(AIM OF THE EXERCISE):
The response should be an exact copy of every record.

(PROVIDED DATA):
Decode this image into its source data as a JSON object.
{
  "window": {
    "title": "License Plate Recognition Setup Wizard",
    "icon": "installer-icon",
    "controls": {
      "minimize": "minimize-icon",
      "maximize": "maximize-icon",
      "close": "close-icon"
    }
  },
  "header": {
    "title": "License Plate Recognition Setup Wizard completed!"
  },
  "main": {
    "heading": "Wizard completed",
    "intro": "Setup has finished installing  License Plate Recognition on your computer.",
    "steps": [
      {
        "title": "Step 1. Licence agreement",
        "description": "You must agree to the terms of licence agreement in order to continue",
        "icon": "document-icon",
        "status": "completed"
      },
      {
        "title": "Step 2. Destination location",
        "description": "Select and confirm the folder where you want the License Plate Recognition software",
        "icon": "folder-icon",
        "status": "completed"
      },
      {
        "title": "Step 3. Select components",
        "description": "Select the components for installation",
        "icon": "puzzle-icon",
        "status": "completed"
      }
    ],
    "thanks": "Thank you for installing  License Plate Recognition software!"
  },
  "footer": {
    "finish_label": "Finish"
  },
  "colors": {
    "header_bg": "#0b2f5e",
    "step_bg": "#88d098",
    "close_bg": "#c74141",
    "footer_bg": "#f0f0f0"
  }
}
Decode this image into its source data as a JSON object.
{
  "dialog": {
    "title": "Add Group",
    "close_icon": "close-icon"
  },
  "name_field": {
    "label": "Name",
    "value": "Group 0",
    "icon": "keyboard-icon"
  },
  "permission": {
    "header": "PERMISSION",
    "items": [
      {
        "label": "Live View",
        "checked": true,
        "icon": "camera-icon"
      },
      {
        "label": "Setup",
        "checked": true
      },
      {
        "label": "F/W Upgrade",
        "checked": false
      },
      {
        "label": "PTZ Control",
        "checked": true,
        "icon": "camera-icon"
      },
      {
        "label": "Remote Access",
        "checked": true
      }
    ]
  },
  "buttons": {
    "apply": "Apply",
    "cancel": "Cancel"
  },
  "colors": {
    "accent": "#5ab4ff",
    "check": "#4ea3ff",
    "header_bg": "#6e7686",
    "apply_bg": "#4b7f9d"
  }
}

(EXERCISE ANSWER):
Decode this image into its source data as a JSON object.
{
  "window": {
    "title": "License Plate Recognition Setup Wizard",
    "icon": "installer-icon",
    "controls": {
      "minimize": "minimize-icon",
      "maximize": "maximize-icon",
      "close": "close-icon"
    }
  },
  "header": {
    "title": "License Plate Recognition Setup Wizard completed!"
  },
  "main": {
    "heading": "Wizard completed",
    "intro": "Setup has finished installing  License Plate Recognition on your computer.",
    "steps": [
      {
        "title": "Step 1. Licence agreement",
        "description": "You must agree to the terms of licence agreement in order to continue",
        "icon": "document-icon",
        "status": "completed"
      },
      {
        "title": "Step 2. Destination location",
        "description": "Select and confirm the folder where you want the License Plate Recognition software",
        "icon": "folder-icon",
        "status": "completed"
      },
      {
        "title": "Step 3. Select components",
        "description": "Select the components for installation",
        "icon": "puzzle-icon",
        "status": "completed"
      }
    ],
    "thanks": "Thank you for installing  License Plate Recognition software!"
  },
  "footer": {
    "finish_label": "Finish"
  },
  "colors": {
    "header_bg": "#0b2f5e",
    "step_bg": "#88d098",
    "close_bg": "#c74141",
    "footer_bg": "#f0f0f0"
  }
}
Decode this image into its source data as a JSON object.
{
  "dialog": {
    "title": "Add Group",
    "close_icon": "close-icon"
  },
  "name_field": {
    "label": "Name",
    "value": "Group 0",
    "icon": "keyboard-icon"
  },
  "permission": {
    "header": "PERMISSION",
    "items": [
      {
        "label": "Live View",
        "checked": true,
        "icon": "camera-icon"
      },
      {
        "label": "Setup",
        "checked": true
      },
      {
        "label": "F/W Upgrade",
        "checked": false
      },
      {
        "label": "PTZ Control",
        "checked": true,
        "icon": "camera-icon"
      },
      {
        "label": "Remote Access",
        "checked": true
      }
    ]
  },
  "buttons": {
    "apply": "Apply",
    "cancel": "Cancel"
  },
  "colors": {
    "accent": "#5ab4ff",
    "check": "#4ea3ff",
    "header_bg": "#6e7686",
    "apply_bg": "#4b7f9d"
  }
}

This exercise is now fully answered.